Egesborg, Pia Bertelsen, and Affex Ventura, who call themselves “Surrend”, short for surrender, plastered stickers around the city centre with slogans that read: “Potentially prosperous society – of course you kill each other; Snow all year – of course you kill each other; Terrible beaches here – of course you kill each other; Food is as bad as in Denmark – of course you kill each other.”
Egesborg said that the text plays with subtle irony, because Sri Lanka has beautiful beaches, good food, sun all year and is a potentially prosperous society.
Up to 60,000 people have been displaced in the country’s northeast, and hundreds have been killed since the recent conflict broke out between the military and the Tamil Tigers (LTTE) three months ago.
The violence began on July 20 when Tamil Tigers suspended water supplies to thousands of people in government-controlled villages in the northeast.
Since then the water blockade has been lifted but fierce fighting has killed hundreds in and around the districts of Trincomalee and Muttur, approximately 215 km northeast of Colombo.
A blast on the streets of the Sri Lankan capital in early August killed two people, including a child.
“With the present unrest in Sri Lanka we came to advocate for peace”
Jan Egesborg, Danish street artist
Aid workers have not escaped the violence.
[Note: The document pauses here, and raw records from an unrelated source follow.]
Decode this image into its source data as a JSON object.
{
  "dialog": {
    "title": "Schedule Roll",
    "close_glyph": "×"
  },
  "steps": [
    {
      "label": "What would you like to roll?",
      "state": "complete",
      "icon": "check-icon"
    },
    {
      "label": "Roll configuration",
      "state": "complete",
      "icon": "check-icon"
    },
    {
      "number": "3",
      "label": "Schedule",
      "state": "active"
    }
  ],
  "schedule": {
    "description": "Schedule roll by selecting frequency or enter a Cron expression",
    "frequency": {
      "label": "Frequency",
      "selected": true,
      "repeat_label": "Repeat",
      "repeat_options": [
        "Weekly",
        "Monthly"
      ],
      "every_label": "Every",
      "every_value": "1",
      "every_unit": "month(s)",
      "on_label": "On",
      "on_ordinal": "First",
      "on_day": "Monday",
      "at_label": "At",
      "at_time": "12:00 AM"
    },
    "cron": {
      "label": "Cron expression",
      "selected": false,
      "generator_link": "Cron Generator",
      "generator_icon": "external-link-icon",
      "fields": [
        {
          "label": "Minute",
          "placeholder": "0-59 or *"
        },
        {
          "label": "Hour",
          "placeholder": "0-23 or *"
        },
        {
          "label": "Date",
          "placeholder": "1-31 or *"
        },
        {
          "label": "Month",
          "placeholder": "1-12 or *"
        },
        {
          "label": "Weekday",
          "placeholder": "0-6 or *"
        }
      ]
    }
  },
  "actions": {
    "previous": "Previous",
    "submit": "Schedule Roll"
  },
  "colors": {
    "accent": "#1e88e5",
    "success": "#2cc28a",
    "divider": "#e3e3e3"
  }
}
Seventeen volunteers from the French NGO, Action Against Hunger, were found dead in their office in Muttur. They had each been shot in the head, execution style. In a report released on August 30, the Sri Lanka Monitoring Mission (SLMM) accused the Sri Lankan military of the killings.
Muslims from the northeast have said that the LTTE have been terrorising and recruiting them ever since the fighting broke out in July.
At least 65,000 people have died in the long-running war and up to 200,000 people have been internally displaced.
Egesborg said that the reaction to the art protest from locals has been, although slightly confusing, a positive one.
“We put up the stickers next to armed guards and they didn’t do anything. It was easy to put up the stickers, much easier than we thought it would be. As you can imagine the tension on the streets right now is quite high.
“There is strict security everywhere. One reaction that we didn’t expect was the reaction to using English. We used English because we thought it would be neutral, but people don’t like it.”
The stickers are childish in design with bright colours and cartoons of the ‘good’ and ‘bad’ weather mentioned in the slogans.
Egesborg said that he believes the reaction was minimal because the stickers were not threatening as images, but he hopes that even if people don’t understand them immediately they will on second glance.
“We hope these stickers stay up for some time and people get a chance to look at them and really understand what they are about.”